Being in a business that's largely image driven, advertisers often forget that an ad can be more than "cool" to be effective. There's a litany of emotions that are rarely touched on by ads for fear of alienating the audience. Any time an ad is too different, too trying, not cool enough, it can be squashed.
But this BBC report from The Why Factor shows how powerful other emotions can be. Namely, disgust. Disgust is visceral, immediate, universal (though what disgusts people varies greatly). People pay attention to disgust in a special way. That's why we can go on and on about what we hate but sometimes struggle to define what we like.
This isn't to say that disgust should be the only goal. For instance, you might not want to show a life-sized grasshopper enjoying a Dreamsicle on a hot summers day. However, it might be a powerful, unexpected place to tap in to for the right brand.
If disgust if the desired effect there's a fine line between disgust and shock.

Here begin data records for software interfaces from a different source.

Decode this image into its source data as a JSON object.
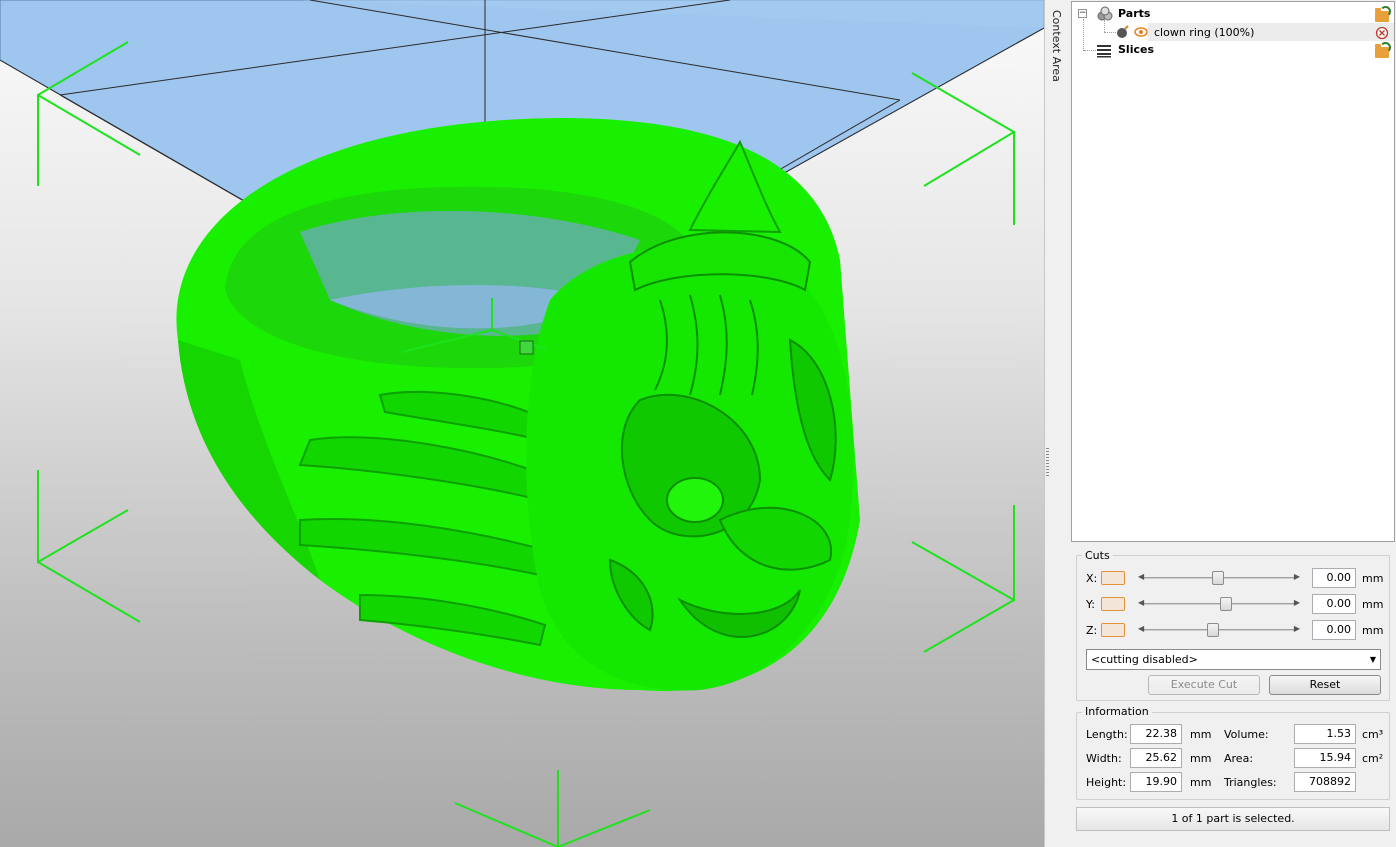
{
  "viewport": {
    "model_name": "clown ring",
    "colors": {
      "model": "#19f000",
      "plate": "#9ec6ee",
      "bounding_box": "#1fe21f",
      "background_top": "#fafafa",
      "background_bottom": "#a9a9a9"
    }
  },
  "context_tab": {
    "label": "Context Area"
  },
  "tree": {
    "parts_label": "Parts",
    "part_item_label": "clown ring (100%)",
    "slices_label": "Slices",
    "icons": {
      "parts": "spheres-icon",
      "part": "bomb-icon",
      "visibility": "eye-icon",
      "remove": "close-circle-icon",
      "slices": "layers-icon",
      "load": "folder-open-icon"
    }
  },
  "cuts": {
    "title": "Cuts",
    "x": {
      "label": "X:",
      "value": "0.00",
      "unit": "mm",
      "slider_fraction": 0.49
    },
    "y": {
      "label": "Y:",
      "value": "0.00",
      "unit": "mm",
      "slider_fraction": 0.55
    },
    "z": {
      "label": "Z:",
      "value": "0.00",
      "unit": "mm",
      "slider_fraction": 0.46
    },
    "mode": "<cutting disabled>",
    "execute_label": "Execute Cut",
    "reset_label": "Reset"
  },
  "information": {
    "title": "Information",
    "length": {
      "label": "Length:",
      "value": "22.38",
      "unit": "mm"
    },
    "width": {
      "label": "Width:",
      "value": "25.62",
      "unit": "mm"
    },
    "height": {
      "label": "Height:",
      "value": "19.90",
      "unit": "mm"
    },
    "volume": {
      "label": "Volume:",
      "value": "1.53",
      "unit": "cm³"
    },
    "area": {
      "label": "Area:",
      "value": "15.94",
      "unit": "cm²"
    },
    "triangles": {
      "label": "Triangles:",
      "value": "708892"
    }
  },
  "status": {
    "text": "1 of 1 part is selected."
  }
}
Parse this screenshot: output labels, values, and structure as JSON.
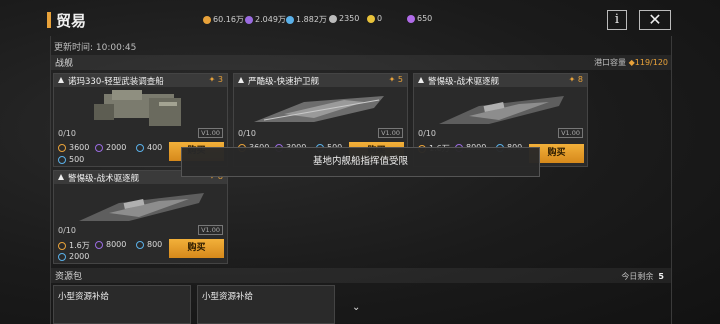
{
  "header": {
    "title": "贸易",
    "resources": [
      {
        "icon": "gold-coin-icon",
        "value": "60.16万",
        "color": "#e8a23a"
      },
      {
        "icon": "purple-crystal-icon",
        "value": "2.049万",
        "color": "#9a6be0"
      },
      {
        "icon": "blue-gas-icon",
        "value": "1.882万",
        "color": "#5ab0e8"
      },
      {
        "icon": "gray-alloy-icon",
        "value": "2350",
        "color": "#bbbbbb"
      },
      {
        "icon": "yellow-medal-icon",
        "value": "0",
        "color": "#e8c23a"
      },
      {
        "icon": "violet-gem-icon",
        "value": "650",
        "color": "#b06be8"
      }
    ],
    "info_label": "i",
    "close_label": "✕"
  },
  "updated": "更新时间: 10:00:45",
  "ships_section": {
    "title": "战舰",
    "capacity_label": "港口容量",
    "capacity_value": "119/120",
    "cards": [
      {
        "name": "诺玛330-轻型武装调查船",
        "level": "3",
        "stock": "0/10",
        "version": "V1.00",
        "costs": [
          {
            "icon": "gold-coin-icon",
            "value": "3600"
          },
          {
            "icon": "purple-crystal-icon",
            "value": "2000"
          },
          {
            "icon": "blue-gas-icon",
            "value": "400"
          },
          {
            "icon": "blue-gas-icon",
            "value": "500"
          }
        ],
        "buy": "购买"
      },
      {
        "name": "严酷级-快速护卫舰",
        "level": "5",
        "stock": "0/10",
        "version": "V1.00",
        "costs": [
          {
            "icon": "gold-coin-icon",
            "value": "3600"
          },
          {
            "icon": "purple-crystal-icon",
            "value": "3000"
          },
          {
            "icon": "blue-gas-icon",
            "value": "500"
          }
        ],
        "buy": "购买"
      },
      {
        "name": "警惕级-战术驱逐舰",
        "level": "8",
        "stock": "0/10",
        "version": "V1.00",
        "costs": [
          {
            "icon": "gold-coin-icon",
            "value": "1.6万"
          },
          {
            "icon": "purple-crystal-icon",
            "value": "8000"
          },
          {
            "icon": "blue-gas-icon",
            "value": "800"
          }
        ],
        "buy": "购买"
      },
      {
        "name": "警惕级-战术驱逐舰",
        "level": "8",
        "stock": "0/10",
        "version": "V1.00",
        "costs": [
          {
            "icon": "gold-coin-icon",
            "value": "1.6万"
          },
          {
            "icon": "purple-crystal-icon",
            "value": "8000"
          },
          {
            "icon": "blue-gas-icon",
            "value": "800"
          },
          {
            "icon": "blue-gas-icon",
            "value": "2000"
          }
        ],
        "buy": "购买"
      }
    ]
  },
  "toast": "基地内舰船指挥值受限",
  "packs_section": {
    "title": "资源包",
    "today_label": "今日剩余",
    "today_value": "5",
    "packs": [
      {
        "name": "小型资源补给"
      },
      {
        "name": "小型资源补给"
      }
    ]
  }
}
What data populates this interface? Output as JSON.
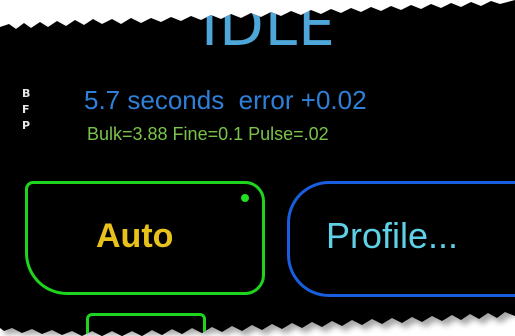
{
  "status": {
    "state": "IDLE"
  },
  "side_labels": [
    "B",
    "F",
    "P"
  ],
  "timing": {
    "text": "5.7 seconds  error +0.02"
  },
  "params": {
    "text": "Bulk=3.88 Fine=0.1 Pulse=.02"
  },
  "buttons": {
    "auto_label": "Auto",
    "profile_label": "Profile..."
  },
  "colors": {
    "panel_background": "#000000",
    "status_text": "#4fa6d8",
    "timing_text": "#2f7fd8",
    "params_text": "#7bc24a",
    "auto_border": "#1ed41e",
    "auto_text": "#e8c21a",
    "profile_border": "#1a5ee0",
    "profile_text": "#5fd0e6",
    "indicator_led": "#22e022"
  }
}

Shocking people can be good, it also gets attention, but it doesn't always make them feel. Shock is the effect, disgust can be the emotion. I think it's a pretty important distinction because it makes disgust weightier Something beyond marketing trickery.
I've embedded the episode for easy for listening. Thanks to @Copybeard for tweeting it.